In spite of Ms. Whatever’s insistence I was a horrible child for making up stories, my parents were non-plussed. I don’t even remember them getting mad at me at all. They pretty much always took my side when it came to the crazy teachers at school, which I’m glad for.
The point is, I didn’t stop writing in journals. In fact, I’m staring at a cupboard above my closet that has about thirty filled journals in it, from age 11 up. The ones previous to that I lost due to a housecleaner thinking the giant trash can in my room I used as storage was actually a trash can. Oops.
As a writer, I observe the world around me in hyperbole. Things that are intriguing or make me think, conversations I think are worth remembering, I write down in my journals.
Admittedly, the journals I had as an 11-year old were filled with angst about the boy who lived next door not liking me, jealousy over my wealthy friend’s ample supply of toys I didn’t have and rants about music I listened to on the radio. And the journals I have now haven’t changed that much. There are still rants about men, questions about friend behavior, gushings about music I like, etc.
I keep a journal in my purse and a fancy journal at home. I write every morning, sometimes for hours. Wherever I am, when I see something intriguing or have an interesting thought or feeling, I write it down. I write goals and lists, I process relationships and situations.
Looking back through them is like a treasure hunt. When I’m running out of ideas or feel stuck, I go through my journals and get new ideas. I find song lyrics, poems, ideas for where to submit my work, things I tried in the past. Reading months back sometimes is like watching the stupid character in a horror flick you’ve already seen before. “No! Stop! Don’t go in that room! That person is not who you think they are! Ruuuun! Oh fuck. Nevermind. You’re gonna do it anyways. Well, later you’ll figure it out.”
Sometimes, I want to burn my journals, because I find them filled with ruminations, stupid decisions I’ve made I can’t ignore and endless obsessions. But that’s my brain. I can’t deny what I am by burning the evidence. Sometimes, I write things that I don’t feel later. Sometimes I make judgements that I find to be false. Just because something is written down doesn’t make it true, but sometimes what I’ve written down makes for a good story later.

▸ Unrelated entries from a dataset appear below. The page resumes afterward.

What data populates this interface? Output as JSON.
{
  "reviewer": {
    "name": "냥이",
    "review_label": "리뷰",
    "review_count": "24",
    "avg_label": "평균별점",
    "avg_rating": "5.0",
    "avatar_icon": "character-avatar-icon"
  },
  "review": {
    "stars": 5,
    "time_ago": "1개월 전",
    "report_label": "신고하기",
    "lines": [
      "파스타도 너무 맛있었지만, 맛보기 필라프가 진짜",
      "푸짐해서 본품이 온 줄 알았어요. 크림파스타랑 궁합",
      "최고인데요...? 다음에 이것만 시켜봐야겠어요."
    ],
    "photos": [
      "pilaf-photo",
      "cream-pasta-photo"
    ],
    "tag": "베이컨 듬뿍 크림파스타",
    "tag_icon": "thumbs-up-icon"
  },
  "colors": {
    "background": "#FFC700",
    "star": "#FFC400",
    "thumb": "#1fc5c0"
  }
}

Keeping journals, while probably something that will implicate me in every single friendship and relationship I’ve had after I’m done with this life, has been extremely helpful as a writer and a musician. My goal in my art is to convey emotion honestly. If I don’t feel something from my work, I don’t think other people will either. All I do comes from real life. And real life is recorded daily in journals I will never ever let anybody else read except myself.